----- Study material

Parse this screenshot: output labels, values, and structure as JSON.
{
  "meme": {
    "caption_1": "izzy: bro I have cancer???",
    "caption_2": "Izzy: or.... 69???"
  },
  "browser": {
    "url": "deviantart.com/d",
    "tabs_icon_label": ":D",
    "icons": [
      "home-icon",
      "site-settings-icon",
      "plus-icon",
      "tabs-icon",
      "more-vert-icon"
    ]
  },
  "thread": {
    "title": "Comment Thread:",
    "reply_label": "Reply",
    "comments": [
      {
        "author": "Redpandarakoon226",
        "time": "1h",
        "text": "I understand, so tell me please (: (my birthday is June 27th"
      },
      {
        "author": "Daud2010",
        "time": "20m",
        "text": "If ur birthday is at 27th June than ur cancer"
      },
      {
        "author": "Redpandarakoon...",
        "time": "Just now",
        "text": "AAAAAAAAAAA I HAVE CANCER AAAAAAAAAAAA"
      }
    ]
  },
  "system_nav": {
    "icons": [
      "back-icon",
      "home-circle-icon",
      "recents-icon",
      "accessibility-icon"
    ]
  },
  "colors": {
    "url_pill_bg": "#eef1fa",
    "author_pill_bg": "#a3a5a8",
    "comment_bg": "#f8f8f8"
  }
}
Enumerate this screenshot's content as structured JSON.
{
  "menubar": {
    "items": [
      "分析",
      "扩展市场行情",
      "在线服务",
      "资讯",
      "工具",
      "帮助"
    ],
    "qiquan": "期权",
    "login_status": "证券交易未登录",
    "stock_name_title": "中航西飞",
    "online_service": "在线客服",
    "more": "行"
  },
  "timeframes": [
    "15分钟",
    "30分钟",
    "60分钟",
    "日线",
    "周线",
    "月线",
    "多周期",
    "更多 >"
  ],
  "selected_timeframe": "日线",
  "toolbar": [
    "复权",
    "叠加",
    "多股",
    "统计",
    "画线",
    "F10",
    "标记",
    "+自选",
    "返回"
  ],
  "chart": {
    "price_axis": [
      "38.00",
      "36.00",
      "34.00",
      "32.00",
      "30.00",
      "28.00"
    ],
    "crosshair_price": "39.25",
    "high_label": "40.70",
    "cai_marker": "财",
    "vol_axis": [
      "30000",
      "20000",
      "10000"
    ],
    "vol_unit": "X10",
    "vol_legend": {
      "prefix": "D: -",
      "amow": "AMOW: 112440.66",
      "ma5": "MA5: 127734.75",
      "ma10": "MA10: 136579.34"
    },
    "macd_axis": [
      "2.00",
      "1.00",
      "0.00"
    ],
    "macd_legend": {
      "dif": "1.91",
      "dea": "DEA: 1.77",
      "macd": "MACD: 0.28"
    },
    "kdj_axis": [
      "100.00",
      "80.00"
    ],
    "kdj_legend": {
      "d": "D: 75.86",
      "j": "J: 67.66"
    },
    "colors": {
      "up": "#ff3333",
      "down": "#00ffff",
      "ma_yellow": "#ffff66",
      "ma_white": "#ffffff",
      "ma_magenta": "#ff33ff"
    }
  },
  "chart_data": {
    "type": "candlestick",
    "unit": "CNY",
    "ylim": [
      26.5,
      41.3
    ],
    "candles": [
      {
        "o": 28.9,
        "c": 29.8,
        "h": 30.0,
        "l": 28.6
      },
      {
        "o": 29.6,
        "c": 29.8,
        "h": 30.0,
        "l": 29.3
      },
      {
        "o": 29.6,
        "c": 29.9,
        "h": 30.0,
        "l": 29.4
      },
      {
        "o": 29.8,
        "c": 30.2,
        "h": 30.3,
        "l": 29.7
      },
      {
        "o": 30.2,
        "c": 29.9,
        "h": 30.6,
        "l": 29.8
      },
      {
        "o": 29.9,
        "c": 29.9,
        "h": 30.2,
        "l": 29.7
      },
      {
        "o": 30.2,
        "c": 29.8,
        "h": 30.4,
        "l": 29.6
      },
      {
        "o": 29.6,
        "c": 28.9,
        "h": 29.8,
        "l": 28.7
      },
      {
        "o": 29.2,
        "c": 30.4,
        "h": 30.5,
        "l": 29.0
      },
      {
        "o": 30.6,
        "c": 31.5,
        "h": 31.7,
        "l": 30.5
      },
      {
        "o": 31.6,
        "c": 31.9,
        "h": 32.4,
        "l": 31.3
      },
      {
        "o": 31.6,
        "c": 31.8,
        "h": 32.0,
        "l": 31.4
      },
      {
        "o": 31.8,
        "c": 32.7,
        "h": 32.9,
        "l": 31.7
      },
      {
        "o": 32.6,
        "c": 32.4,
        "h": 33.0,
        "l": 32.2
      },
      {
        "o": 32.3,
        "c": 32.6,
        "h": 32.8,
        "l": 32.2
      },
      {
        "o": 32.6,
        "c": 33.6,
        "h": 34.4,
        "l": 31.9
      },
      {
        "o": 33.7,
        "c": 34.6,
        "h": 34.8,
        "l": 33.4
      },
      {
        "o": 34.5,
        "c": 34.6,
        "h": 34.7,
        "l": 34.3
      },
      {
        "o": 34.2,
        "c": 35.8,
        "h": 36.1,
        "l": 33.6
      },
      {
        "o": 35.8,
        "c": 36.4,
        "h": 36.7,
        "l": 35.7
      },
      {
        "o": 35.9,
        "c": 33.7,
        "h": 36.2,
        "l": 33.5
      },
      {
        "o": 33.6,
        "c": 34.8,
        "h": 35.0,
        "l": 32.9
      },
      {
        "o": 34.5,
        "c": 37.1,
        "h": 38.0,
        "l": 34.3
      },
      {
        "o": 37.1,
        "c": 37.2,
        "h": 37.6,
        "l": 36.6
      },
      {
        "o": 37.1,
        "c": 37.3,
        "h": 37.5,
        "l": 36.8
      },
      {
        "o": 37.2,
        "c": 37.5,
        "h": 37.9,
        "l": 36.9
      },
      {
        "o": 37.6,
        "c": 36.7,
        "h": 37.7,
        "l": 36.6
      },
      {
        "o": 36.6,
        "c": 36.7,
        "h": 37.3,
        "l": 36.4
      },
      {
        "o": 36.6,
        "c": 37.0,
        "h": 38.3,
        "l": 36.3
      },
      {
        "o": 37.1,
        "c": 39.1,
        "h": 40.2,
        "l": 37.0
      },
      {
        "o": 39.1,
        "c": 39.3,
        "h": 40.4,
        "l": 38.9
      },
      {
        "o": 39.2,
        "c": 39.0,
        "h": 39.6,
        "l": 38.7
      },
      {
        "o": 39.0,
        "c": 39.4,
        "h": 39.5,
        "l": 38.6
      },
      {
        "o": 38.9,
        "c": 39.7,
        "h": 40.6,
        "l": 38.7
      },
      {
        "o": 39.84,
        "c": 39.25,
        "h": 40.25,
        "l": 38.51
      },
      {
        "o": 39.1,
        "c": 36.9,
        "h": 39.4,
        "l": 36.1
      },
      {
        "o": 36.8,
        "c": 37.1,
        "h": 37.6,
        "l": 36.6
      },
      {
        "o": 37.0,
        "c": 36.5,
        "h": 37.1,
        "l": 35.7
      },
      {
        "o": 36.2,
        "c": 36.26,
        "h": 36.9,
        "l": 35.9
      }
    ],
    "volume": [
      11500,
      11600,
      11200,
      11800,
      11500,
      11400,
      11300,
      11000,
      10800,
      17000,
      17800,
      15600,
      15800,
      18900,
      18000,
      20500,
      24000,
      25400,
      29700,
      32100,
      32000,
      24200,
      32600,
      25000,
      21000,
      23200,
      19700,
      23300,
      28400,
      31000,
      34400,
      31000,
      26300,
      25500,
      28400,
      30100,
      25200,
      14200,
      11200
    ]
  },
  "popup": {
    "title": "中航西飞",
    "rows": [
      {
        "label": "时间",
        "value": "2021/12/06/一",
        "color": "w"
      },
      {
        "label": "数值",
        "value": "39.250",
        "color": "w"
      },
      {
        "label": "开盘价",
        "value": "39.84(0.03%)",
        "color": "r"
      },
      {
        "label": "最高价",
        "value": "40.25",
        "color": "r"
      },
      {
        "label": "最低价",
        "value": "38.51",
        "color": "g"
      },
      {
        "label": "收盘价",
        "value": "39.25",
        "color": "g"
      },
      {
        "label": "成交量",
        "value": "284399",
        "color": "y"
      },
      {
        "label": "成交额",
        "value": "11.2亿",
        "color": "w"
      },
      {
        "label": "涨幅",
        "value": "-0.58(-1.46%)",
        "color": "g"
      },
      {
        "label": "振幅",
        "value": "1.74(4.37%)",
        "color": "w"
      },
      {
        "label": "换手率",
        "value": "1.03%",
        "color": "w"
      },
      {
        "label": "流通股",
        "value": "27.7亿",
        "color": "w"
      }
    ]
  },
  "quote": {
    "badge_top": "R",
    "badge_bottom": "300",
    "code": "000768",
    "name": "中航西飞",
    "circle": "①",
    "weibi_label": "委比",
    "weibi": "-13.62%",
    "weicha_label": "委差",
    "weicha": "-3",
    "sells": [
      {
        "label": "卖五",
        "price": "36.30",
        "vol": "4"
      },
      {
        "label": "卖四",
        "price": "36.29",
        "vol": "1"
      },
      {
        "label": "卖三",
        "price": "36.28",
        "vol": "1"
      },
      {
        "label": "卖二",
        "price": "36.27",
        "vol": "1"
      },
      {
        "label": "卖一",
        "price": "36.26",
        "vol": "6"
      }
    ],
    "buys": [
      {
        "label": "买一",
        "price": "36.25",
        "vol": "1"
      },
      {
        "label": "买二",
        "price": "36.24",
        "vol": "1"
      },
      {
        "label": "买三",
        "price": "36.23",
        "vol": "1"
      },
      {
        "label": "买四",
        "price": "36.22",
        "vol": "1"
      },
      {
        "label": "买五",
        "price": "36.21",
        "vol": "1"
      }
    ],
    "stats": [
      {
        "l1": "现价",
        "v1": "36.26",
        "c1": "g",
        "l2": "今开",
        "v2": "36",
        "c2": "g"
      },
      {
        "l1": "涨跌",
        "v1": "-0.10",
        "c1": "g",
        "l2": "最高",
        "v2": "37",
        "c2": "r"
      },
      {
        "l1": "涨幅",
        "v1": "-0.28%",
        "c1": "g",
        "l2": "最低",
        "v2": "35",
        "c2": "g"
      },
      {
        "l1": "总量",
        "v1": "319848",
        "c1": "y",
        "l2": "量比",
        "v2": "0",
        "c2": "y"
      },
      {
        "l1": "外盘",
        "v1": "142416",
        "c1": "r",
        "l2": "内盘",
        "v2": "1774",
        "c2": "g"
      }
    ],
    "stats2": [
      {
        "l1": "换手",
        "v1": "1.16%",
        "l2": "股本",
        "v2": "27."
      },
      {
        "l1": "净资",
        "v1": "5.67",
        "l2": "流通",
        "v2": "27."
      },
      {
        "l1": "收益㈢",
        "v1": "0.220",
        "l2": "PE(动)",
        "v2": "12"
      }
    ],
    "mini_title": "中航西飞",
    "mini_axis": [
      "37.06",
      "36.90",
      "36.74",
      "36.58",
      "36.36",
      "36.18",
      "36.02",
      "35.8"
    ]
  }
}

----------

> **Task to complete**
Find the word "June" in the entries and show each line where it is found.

> **Answer for this exercise**
        "text": "I understand, so tell me please (: (my birthday is June 27th"
        "text": "If ur birthday is at 27th June than ur cancer"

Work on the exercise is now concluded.